For each line of the listing that holds "title", show the full line.

§

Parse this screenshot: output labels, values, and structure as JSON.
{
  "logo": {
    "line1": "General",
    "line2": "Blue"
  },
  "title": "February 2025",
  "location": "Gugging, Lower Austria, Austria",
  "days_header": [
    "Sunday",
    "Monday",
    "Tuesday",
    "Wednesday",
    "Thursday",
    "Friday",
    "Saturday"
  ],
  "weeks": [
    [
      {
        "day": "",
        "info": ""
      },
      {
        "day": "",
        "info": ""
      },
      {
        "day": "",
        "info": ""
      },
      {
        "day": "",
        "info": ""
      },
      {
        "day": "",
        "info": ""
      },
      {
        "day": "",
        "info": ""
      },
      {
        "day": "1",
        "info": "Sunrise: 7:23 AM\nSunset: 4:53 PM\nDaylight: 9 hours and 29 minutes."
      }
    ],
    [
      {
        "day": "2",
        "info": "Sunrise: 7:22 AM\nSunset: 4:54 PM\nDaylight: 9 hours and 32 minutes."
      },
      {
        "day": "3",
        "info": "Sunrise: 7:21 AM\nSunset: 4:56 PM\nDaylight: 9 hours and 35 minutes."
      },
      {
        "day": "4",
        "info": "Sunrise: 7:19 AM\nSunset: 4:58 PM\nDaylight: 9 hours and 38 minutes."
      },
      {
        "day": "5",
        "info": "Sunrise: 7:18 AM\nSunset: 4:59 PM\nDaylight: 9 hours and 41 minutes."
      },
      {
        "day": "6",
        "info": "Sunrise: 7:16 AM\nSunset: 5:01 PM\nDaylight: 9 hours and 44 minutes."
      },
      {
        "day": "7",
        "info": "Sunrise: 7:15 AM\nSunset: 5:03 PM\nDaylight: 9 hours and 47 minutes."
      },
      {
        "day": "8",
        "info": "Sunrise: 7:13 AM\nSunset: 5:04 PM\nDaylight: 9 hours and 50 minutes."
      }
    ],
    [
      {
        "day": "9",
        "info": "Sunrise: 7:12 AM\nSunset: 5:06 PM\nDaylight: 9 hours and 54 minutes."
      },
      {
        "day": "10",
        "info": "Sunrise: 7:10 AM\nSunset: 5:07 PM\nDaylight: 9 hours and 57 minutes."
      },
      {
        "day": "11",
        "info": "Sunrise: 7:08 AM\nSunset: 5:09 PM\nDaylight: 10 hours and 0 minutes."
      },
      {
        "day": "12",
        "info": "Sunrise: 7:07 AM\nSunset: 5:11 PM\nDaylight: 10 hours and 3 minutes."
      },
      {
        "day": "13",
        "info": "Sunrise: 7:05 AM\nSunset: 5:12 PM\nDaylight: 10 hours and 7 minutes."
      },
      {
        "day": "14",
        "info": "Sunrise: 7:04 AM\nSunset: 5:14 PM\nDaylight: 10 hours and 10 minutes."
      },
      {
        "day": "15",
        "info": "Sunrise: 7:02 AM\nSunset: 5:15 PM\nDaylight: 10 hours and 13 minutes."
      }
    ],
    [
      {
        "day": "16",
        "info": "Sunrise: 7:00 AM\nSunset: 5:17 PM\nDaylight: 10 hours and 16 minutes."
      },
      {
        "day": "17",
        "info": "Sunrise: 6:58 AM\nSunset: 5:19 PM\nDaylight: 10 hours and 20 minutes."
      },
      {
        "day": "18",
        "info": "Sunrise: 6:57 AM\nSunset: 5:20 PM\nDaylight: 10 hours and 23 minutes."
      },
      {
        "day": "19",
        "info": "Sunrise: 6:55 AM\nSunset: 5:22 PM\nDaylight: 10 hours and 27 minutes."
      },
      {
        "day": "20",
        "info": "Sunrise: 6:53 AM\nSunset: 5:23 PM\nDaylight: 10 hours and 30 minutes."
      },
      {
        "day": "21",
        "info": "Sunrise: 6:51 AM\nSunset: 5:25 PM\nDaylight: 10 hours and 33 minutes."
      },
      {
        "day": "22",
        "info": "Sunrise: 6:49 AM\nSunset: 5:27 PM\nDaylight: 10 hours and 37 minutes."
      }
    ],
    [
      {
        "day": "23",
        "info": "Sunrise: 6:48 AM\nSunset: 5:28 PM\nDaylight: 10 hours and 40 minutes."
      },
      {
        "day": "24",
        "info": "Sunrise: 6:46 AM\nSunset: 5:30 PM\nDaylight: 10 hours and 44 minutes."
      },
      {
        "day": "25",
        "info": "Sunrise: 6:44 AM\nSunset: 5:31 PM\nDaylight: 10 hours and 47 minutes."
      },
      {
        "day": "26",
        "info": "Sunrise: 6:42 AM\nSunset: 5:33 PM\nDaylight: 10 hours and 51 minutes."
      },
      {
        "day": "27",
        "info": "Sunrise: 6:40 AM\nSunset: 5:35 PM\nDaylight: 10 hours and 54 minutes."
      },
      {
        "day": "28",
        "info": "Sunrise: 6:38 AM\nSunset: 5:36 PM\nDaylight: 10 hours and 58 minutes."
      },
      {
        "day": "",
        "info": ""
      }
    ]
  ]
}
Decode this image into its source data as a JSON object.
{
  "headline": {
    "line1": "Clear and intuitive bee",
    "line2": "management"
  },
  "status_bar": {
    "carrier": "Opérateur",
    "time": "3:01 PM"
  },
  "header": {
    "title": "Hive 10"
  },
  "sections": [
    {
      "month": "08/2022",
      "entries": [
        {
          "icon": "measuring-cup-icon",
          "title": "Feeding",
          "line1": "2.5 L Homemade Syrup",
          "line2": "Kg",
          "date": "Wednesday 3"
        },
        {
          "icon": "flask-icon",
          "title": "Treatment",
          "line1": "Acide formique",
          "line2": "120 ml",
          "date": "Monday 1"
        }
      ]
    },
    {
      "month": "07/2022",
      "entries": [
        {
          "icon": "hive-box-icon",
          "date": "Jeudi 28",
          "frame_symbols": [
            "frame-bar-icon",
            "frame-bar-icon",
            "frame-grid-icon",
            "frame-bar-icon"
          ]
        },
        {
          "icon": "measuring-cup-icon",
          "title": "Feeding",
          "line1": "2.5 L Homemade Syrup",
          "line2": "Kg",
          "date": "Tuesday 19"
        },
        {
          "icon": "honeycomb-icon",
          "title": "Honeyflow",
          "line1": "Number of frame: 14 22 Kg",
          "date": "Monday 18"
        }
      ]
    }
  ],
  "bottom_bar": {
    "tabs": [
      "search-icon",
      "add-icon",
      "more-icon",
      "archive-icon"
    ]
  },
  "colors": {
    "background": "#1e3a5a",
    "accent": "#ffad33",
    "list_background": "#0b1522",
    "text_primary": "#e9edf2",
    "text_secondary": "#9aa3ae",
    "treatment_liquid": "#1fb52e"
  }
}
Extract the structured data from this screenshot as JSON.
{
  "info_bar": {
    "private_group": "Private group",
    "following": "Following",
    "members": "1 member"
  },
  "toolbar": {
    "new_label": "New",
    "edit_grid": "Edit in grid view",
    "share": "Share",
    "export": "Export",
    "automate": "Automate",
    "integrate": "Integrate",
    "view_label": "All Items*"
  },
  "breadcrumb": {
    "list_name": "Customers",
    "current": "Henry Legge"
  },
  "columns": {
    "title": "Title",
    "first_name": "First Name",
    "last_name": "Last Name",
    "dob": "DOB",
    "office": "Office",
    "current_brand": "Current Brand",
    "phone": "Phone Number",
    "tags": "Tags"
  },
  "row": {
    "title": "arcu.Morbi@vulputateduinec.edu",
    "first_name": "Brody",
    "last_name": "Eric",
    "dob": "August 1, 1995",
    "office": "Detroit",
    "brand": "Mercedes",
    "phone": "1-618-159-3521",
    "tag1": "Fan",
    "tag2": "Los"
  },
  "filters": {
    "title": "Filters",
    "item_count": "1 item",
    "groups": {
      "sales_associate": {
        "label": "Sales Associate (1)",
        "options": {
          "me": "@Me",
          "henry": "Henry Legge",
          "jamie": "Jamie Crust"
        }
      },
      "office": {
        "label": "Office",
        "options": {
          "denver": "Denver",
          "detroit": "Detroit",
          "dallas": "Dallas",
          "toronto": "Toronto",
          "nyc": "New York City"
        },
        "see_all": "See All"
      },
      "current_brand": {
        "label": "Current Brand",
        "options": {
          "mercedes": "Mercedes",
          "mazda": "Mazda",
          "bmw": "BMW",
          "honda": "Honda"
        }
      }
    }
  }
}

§

[Answer to the exercise]:
  "title": "February 2025",
    "title": "Hive 10"
          "title": "Feeding",
          "title": "Treatment",
          "title": "Feeding",
          "title": "Honeyflow",
    "title": "Title",
    "title": "arcu.Morbi@vulputateduinec.edu",
    "title": "Filters",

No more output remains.